Foreign Minister Yair Lapid continued the policy of meeting with any members of the US Congress visiting Israel, a source close to the minister said, denying that he broke the government’s past boycott after meeting with a delegation of the progressive Israel-focused lobby J Street.
However, J Street brought a delegation of members of Congress to the Knesset on Monday, where they met with Lapid, Transportation Minister Merav Michaeli, Regional Cooperation Minister Esawi Frej, Environmental Protection Minister Tamar Zandberg and Public Security Minister Omer Bar Lev.
House Appropriations Committee chairwoman Rep. Rosa Delauro (D-Connecticut), Rep. Barbara Lee (D-California), Rep. Jamaal Bowman (D-New York), Rep. Marc Pocan (D-Wisconsin), Rep. Mondaire Jones (D-New York) and Rep. Melanie Stansbury (D-New Mexico) met with the ministers while J Street’s president, Jeremy Ben-Ami, was present.
A source in the meeting said Ben-Ami and Lapid shook hands.
Lapid also met with the members of Congress alone.
Under former prime minister Benjamin Netanyahu, the government had a policy of boycotting J Street.
However, Netanyahu would meet with members of Congress visiting Israel, even if they were with J Street, but not have any J Street officials in the meeting. Prime Minister Naftali Bennett maintained that policy on Tuesday evening, hosting only the Members of Congress to the Prime Minister’s Office.
A source close to Lapid presented his meeting as though it were the same as Netanyahu’s policy, saying: “We meet all members of Congress... We didn’t meet with the J Street board. This is not an endorsement of J Street or any organization.”
The US legislators all voted in favor of funding Iron Dome missile-defense batteries for Israel and said they see themselves as friends of Israel even while critical of its policies, the source said.
Michaeli and Zandberg have spoken at J Street conferences in the past, but they did so as opposition lawmakers. Coalition MKs have also addressed J Street events, even ones from Likud, such as Tzachi Hanegbi in 2013.
However, cabinet ministers did not openly work with J Street.
The meeting “expressed the important tie between the Democratic Party and the State of Israel,” J Street Israel Director-General Nadav Tamir said.
“The ministers’ willingness to meet with members of Congress, some of whom are critical of part of Israel’s policies, shows the importance with which the Israeli government sees strengthening the dialogue with the Democratic Party that was abandoned throughout the Netanyahu government’s tenure,” he said.

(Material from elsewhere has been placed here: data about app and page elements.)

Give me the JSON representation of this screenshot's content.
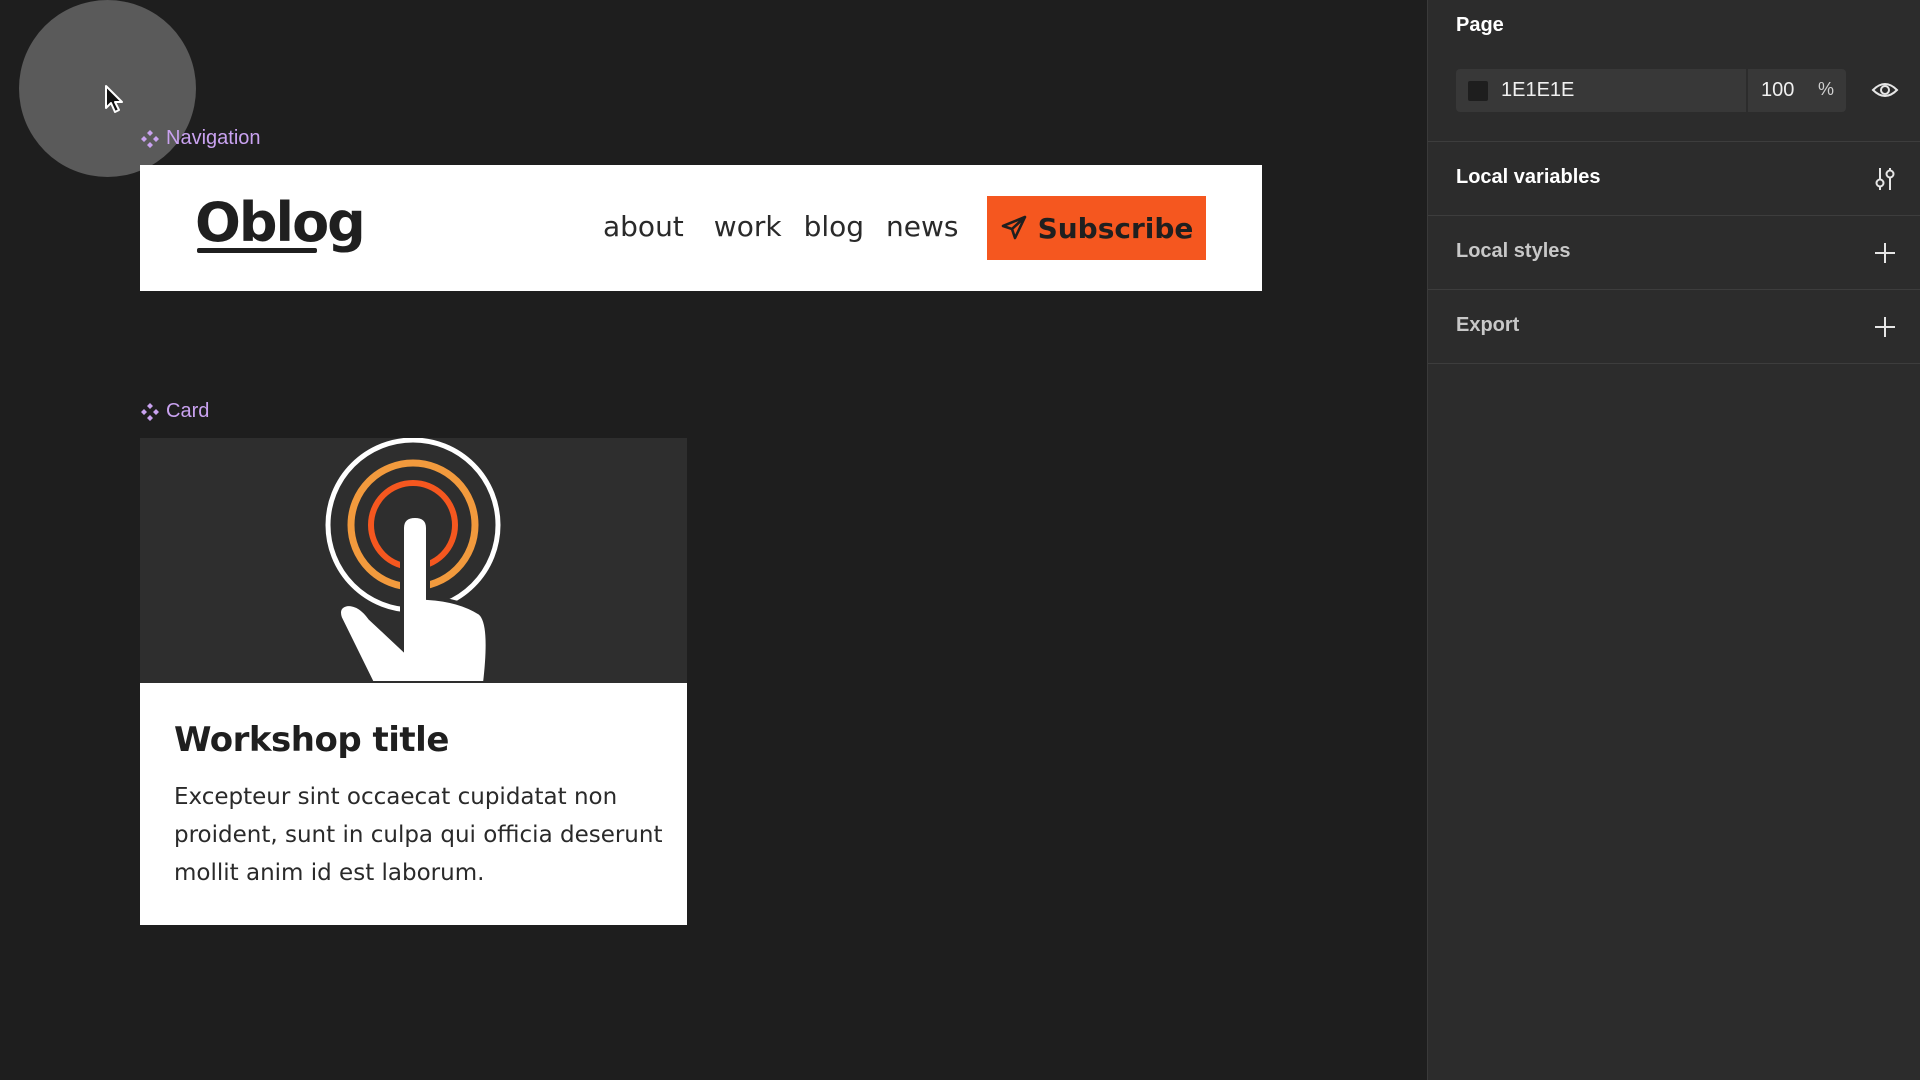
{
  "canvas": {
    "nav_component_label": "Navigation",
    "card_component_label": "Card",
    "navigation": {
      "logo": "Oblog",
      "links": [
        "about",
        "work",
        "blog",
        "news"
      ],
      "subscribe_label": "Subscribe",
      "accent_color": "#f5571f"
    },
    "card": {
      "title": "Workshop title",
      "body": "Excepteur sint occaecat cupidatat non proident, sunt in culpa qui officia deserunt mollit anim id est laborum."
    }
  },
  "panel": {
    "page_heading": "Page",
    "background_hex": "1E1E1E",
    "opacity": "100",
    "opacity_unit": "%",
    "sections": {
      "local_variables": "Local variables",
      "local_styles": "Local styles",
      "export": "Export"
    },
    "icons": {
      "visibility": "eye-icon",
      "variables": "sliders-icon",
      "add": "plus-icon"
    }
  }
}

The meeting took place in good spirits, and even when there was criticism, it came out of concern for Israel’s future, Tamir said.